Omega-3 fatty acids: a promising possible treatment for Meniere's Disease and other inner ear disorders of unknown origin?
A consolidated therapy for "idiopathic" acute disorders of the inner ear, including Meniere's Disease (MD), does not exist despite the long-lasting and widespread attempts: this lack is strictly linked to pathogenic uncertainties. According to the theoretical model that our group developed and tested over the years, a possible cause of labyrinthine damage could be identified in systemic hemodynamic changes followed by an abnormal peripheral vasoconstriction: the latter could be responsible for a more or less prolonged ischemia able to threaten a highly energy-requiring and complicated organ as the inner ear. A possible way to treat MD attacks - as well as other inner ear disorders that possibly share the same origin - according to our model should be addressed to modulate the peripheral circulation and to maintain the balance of ion exchange, acting both on systemic hemodynamics and on cell and organelle membranes. Despite the absence of such a proposal in the English literature, a reliable solution could derive from the supplementation of the intake of a nutritional principle as Omega-3 (omega-3) polyunsaturated fatty acids (PUFAs) that seem to theoretically fulfil all the requirements necessary to achieve a homeostasis of the inner ear.

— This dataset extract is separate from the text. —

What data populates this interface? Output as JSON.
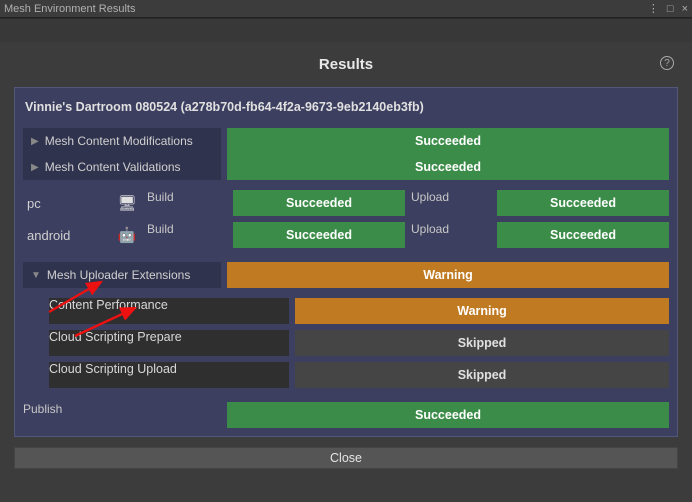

Department of Internal Medicine and Ageing, University of Bologna, Italy.
SourceMedical hypotheses 79:4 2012 Oct pg 468-70
Pub Type(s)Journal Article